13. 7. 2016
"When children eat well and have access to nutritious meals, they are healthier and more successful students as a result," Torlakson said. "I encourage families to use the services these centers provide."
The Child and Adult Care Food Program (CACFP) is funded by the U.S. Department of Agriculture (USDA). Nearly 9,000 local child care centers and 18,000 sponsored family day care home providers in California participate in the CACFP.
These facilities provide nutritious food to infants, children, and adults. Most participating child care centers provide meals at no charge. In centers that have a separate charge for meals, participants may receive free or reduced-price meals.
Meals are free or reduced price depending on household income guidelines. For example, a family of four earning $31,525 a year (up from $31,005 last year) can qualify for free meals and snacks. A family of four earning $44,863 a year (up from $44,123 last year) also qualifies. The Income Eligibility Scales for 2015–16 for free and reduced-price meals and snacks are included below.
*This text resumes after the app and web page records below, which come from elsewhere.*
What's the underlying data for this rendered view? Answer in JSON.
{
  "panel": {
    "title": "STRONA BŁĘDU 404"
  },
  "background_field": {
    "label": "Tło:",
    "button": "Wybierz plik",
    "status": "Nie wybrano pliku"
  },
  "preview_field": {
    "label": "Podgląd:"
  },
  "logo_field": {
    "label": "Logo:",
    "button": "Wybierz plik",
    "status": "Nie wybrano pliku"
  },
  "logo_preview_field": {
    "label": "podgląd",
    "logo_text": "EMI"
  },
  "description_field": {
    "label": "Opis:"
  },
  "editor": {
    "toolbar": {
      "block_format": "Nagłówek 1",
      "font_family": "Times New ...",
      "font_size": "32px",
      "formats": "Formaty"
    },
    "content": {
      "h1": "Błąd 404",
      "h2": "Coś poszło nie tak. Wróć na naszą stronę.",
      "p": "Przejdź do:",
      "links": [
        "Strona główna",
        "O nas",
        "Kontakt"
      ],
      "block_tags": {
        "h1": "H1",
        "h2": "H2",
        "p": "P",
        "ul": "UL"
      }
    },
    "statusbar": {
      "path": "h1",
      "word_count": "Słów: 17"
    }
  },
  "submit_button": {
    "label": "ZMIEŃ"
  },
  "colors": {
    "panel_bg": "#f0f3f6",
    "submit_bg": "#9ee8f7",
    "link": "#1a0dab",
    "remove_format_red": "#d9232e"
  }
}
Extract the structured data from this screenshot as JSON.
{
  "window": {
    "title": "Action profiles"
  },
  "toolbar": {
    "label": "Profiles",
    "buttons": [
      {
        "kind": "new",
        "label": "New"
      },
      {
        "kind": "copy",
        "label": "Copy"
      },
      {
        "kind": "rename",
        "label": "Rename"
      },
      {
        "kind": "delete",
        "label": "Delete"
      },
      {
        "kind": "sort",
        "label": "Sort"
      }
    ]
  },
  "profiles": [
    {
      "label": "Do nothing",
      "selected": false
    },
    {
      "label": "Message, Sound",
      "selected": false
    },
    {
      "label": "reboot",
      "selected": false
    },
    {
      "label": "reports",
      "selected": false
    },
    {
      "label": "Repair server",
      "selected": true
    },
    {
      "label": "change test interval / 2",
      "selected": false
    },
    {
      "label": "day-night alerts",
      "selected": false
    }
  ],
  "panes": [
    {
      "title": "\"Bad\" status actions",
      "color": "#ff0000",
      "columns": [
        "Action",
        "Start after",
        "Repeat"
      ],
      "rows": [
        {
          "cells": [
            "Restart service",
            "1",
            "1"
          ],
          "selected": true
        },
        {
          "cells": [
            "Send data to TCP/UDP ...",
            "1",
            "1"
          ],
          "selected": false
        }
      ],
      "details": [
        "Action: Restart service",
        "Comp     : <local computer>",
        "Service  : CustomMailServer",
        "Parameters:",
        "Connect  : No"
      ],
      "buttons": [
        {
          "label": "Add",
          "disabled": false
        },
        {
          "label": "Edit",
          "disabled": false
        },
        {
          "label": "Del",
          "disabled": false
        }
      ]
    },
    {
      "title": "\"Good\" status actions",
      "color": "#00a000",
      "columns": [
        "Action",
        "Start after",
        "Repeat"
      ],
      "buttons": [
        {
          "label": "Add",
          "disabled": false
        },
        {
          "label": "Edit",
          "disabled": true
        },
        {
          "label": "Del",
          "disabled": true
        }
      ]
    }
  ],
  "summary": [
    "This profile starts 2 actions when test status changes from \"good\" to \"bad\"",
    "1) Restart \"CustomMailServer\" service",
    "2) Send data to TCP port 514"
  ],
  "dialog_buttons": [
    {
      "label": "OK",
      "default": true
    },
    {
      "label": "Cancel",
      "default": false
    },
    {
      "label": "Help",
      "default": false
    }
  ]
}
Families also qualify for free meals if they receive benefits from California Work Opportunity and Responsibility to Kids, CalFresh, Food Distribution Program on Indian Reservations (FDPIR), Kinship Guardianship Assistance Payment Program, Head Start, Early Head Start, or the Even Start Program. Adult day care centers with adults that receive CalFresh, FDPIR, Social Security Income, or Medicaid benefits are also eligible for reimbursement at the free rate. Institutions serve meals to all participants regardless of race, color, national origin, sex, age, or disability.